Task input:
--

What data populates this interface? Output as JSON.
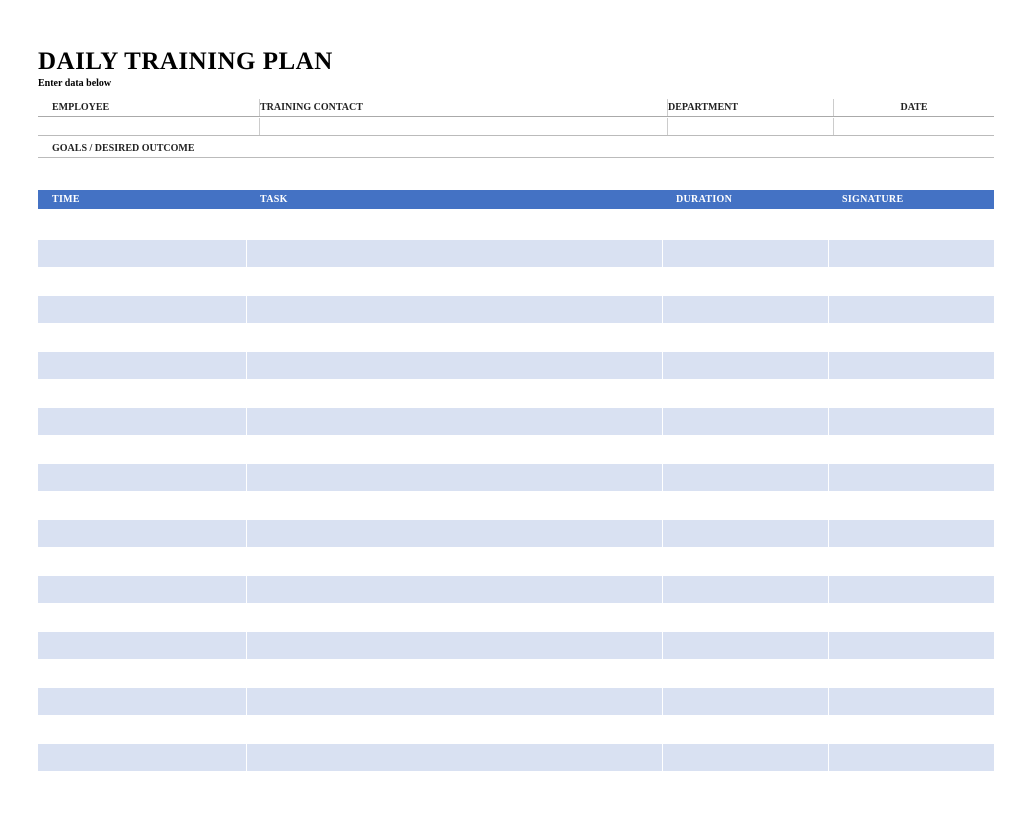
{
  "header": {
    "title": "DAILY TRAINING PLAN",
    "subtitle": "Enter data below"
  },
  "info": {
    "employee_label": "EMPLOYEE",
    "contact_label": "TRAINING CONTACT",
    "department_label": "DEPARTMENT",
    "date_label": "DATE",
    "employee_value": "",
    "contact_value": "",
    "department_value": "",
    "date_value": ""
  },
  "goals": {
    "label": "GOALS / DESIRED OUTCOME",
    "value": ""
  },
  "table": {
    "headers": {
      "time": "TIME",
      "task": "TASK",
      "duration": "DURATION",
      "signature": "SIGNATURE"
    },
    "rows": [
      {
        "time": "",
        "task": "",
        "duration": "",
        "signature": ""
      },
      {
        "time": "",
        "task": "",
        "duration": "",
        "signature": ""
      },
      {
        "time": "",
        "task": "",
        "duration": "",
        "signature": ""
      },
      {
        "time": "",
        "task": "",
        "duration": "",
        "signature": ""
      },
      {
        "time": "",
        "task": "",
        "duration": "",
        "signature": ""
      },
      {
        "time": "",
        "task": "",
        "duration": "",
        "signature": ""
      },
      {
        "time": "",
        "task": "",
        "duration": "",
        "signature": ""
      },
      {
        "time": "",
        "task": "",
        "duration": "",
        "signature": ""
      },
      {
        "time": "",
        "task": "",
        "duration": "",
        "signature": ""
      },
      {
        "time": "",
        "task": "",
        "duration": "",
        "signature": ""
      },
      {
        "time": "",
        "task": "",
        "duration": "",
        "signature": ""
      },
      {
        "time": "",
        "task": "",
        "duration": "",
        "signature": ""
      },
      {
        "time": "",
        "task": "",
        "duration": "",
        "signature": ""
      },
      {
        "time": "",
        "task": "",
        "duration": "",
        "signature": ""
      },
      {
        "time": "",
        "task": "",
        "duration": "",
        "signature": ""
      },
      {
        "time": "",
        "task": "",
        "duration": "",
        "signature": ""
      },
      {
        "time": "",
        "task": "",
        "duration": "",
        "signature": ""
      },
      {
        "time": "",
        "task": "",
        "duration": "",
        "signature": ""
      },
      {
        "time": "",
        "task": "",
        "duration": "",
        "signature": ""
      },
      {
        "time": "",
        "task": "",
        "duration": "",
        "signature": ""
      },
      {
        "time": "",
        "task": "",
        "duration": "",
        "signature": ""
      }
    ]
  }
}
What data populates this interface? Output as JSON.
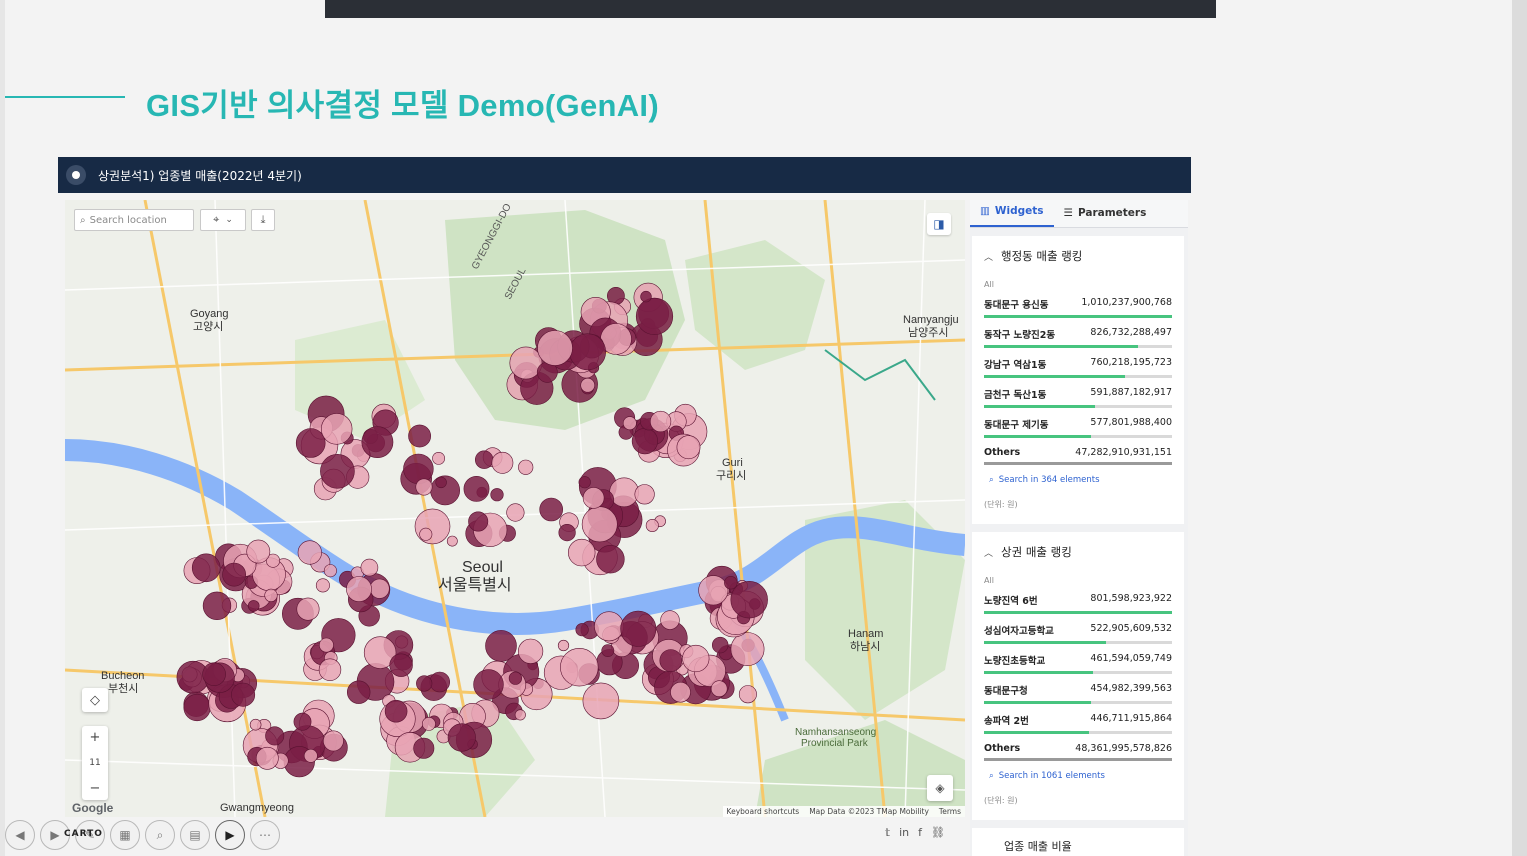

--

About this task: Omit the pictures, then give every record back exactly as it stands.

Task response:
What data populates this interface? Output as JSON.
{
  "header": {
    "title": "DAILY TRAINING PLAN",
    "subtitle": "Enter data below"
  },
  "info": {
    "employee_label": "EMPLOYEE",
    "contact_label": "TRAINING CONTACT",
    "department_label": "DEPARTMENT",
    "date_label": "DATE",
    "employee_value": "",
    "contact_value": "",
    "department_value": "",
    "date_value": ""
  },
  "goals": {
    "label": "GOALS / DESIRED OUTCOME",
    "value": ""
  },
  "table": {
    "headers": {
      "time": "TIME",
      "task": "TASK",
      "duration": "DURATION",
      "signature": "SIGNATURE"
    },
    "rows": [
      {
        "time": "",
        "task": "",
        "duration": "",
        "signature": ""
      },
      {
        "time": "",
        "task": "",
        "duration": "",
        "signature": ""
      },
      {
        "time": "",
        "task": "",
        "duration": "",
        "signature": ""
      },
      {
        "time": "",
        "task": "",
        "duration": "",
        "signature": ""
      },
      {
        "time": "",
        "task": "",
        "duration": "",
        "signature": ""
      },
      {
        "time": "",
        "task": "",
        "duration": "",
        "signature": ""
      },
      {
        "time": "",
        "task": "",
        "duration": "",
        "signature": ""
      },
      {
        "time": "",
        "task": "",
        "duration": "",
        "signature": ""
      },
      {
        "time": "",
        "task": "",
        "duration": "",
        "signature": ""
      },
      {
        "time": "",
        "task": "",
        "duration": "",
        "signature": ""
      },
      {
        "time": "",
        "task": "",
        "duration": "",
        "signature": ""
      },
      {
        "time": "",
        "task": "",
        "duration": "",
        "signature": ""
      },
      {
        "time": "",
        "task": "",
        "duration": "",
        "signature": ""
      },
      {
        "time": "",
        "task": "",
        "duration": "",
        "signature": ""
      },
      {
        "time": "",
        "task": "",
        "duration": "",
        "signature": ""
      },
      {
        "time": "",
        "task": "",
        "duration": "",
        "signature": ""
      },
      {
        "time": "",
        "task": "",
        "duration": "",
        "signature": ""
      },
      {
        "time": "",
        "task": "",
        "duration": "",
        "signature": ""
      },
      {
        "time": "",
        "task": "",
        "duration": "",
        "signature": ""
      },
      {
        "time": "",
        "task": "",
        "duration": "",
        "signature": ""
      },
      {
        "time": "",
        "task": "",
        "duration": "",
        "signature": ""
      }
    ]
  }
}
What data populates this interface? Output as JSON.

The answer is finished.